447.2 Explaining access to individual social capital

Friday, August 3, 2012: 9:20 AM
Faculty of Economics, TBA
Sören PETERMANN , Max Planck Institute for the Study of Religious and Ethnic Diversity, Germany
It is theoretically argued and empirically tested that social capital is advantageous in many spheres of life like educational and occupational attainment, health, and consumption. Thus, it is a crucial criterion of social differentiation of people’s life chances. Given this social relevance of social capital, the paper focuses on how people gain access to social resources and the resulting distribution of social capital across a population.

The paper offers a resource approach to describe and explain differences in accessing individual social capital. People invest in social capital if they use different kinds of capital (economic, human, social) to form networks of personal relationships. Access to social capital is seen as transformation of other sorts of capital. The accumulation thesis predicts that people with more resources will gain better access to social capital. On the contrary, the compensation thesis predicts that certain structural conditions like availability of homophilous partners, time budgets or spatial contexts constraint the choices of social relations.

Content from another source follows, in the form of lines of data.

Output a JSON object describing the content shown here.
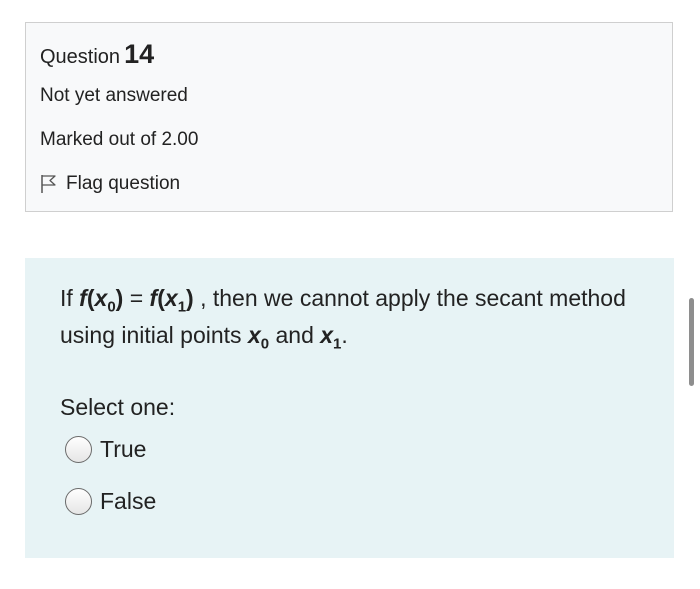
{
  "question": {
    "label": "Question",
    "number": "14",
    "state": "Not yet answered",
    "marked": "Marked out of 2.00",
    "flag_label": "Flag question"
  },
  "content": {
    "text": {
      "if": "If",
      "f_a": "f",
      "x_a": "x",
      "sub0_a": "0",
      "open_a": "(",
      "close_a": ")",
      "equals": "=",
      "f_b": "f",
      "x_b": "x",
      "sub1_b": "1",
      "open_b": "(",
      "close_b": ")",
      "middle": ", then we cannot apply the secant method using initial points",
      "x_c": "x",
      "sub0_c": "0",
      "and": "and",
      "x_d": "x",
      "sub1_d": "1",
      "period": "."
    },
    "prompt": "Select one:",
    "options": [
      {
        "label": "True"
      },
      {
        "label": "False"
      }
    ]
  }
}
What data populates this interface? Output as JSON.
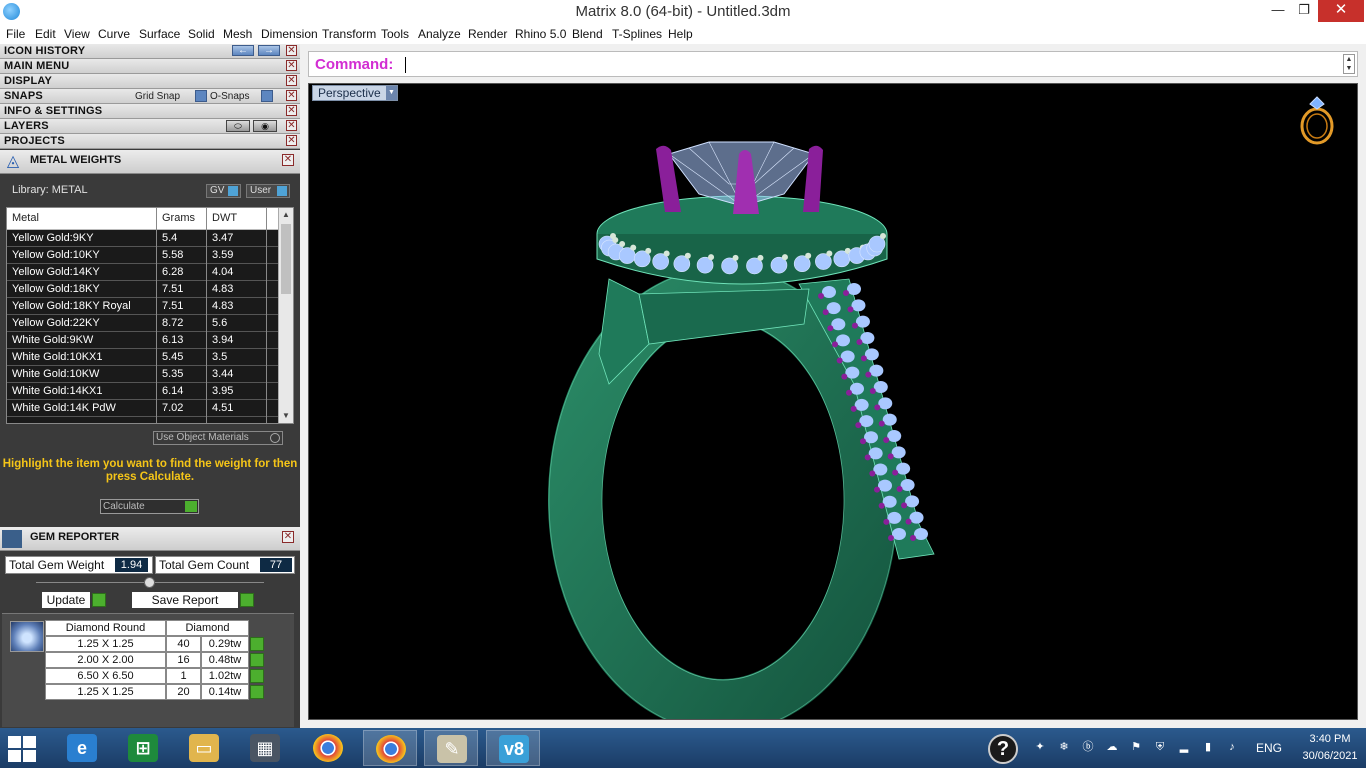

Both effects are tested empirically with survey data from German cities. Access to social capital is measured with a resource generator. The measured social resources are subsumed to different dimensions of social capital. Access to these dimensions varies considerably over the population. Our results show strong support for the accumulation thesis albeit with varying influence on different dimensions of social capital. On the other hand, compensational effects are rather weak and only significant in some dimensions of social capital.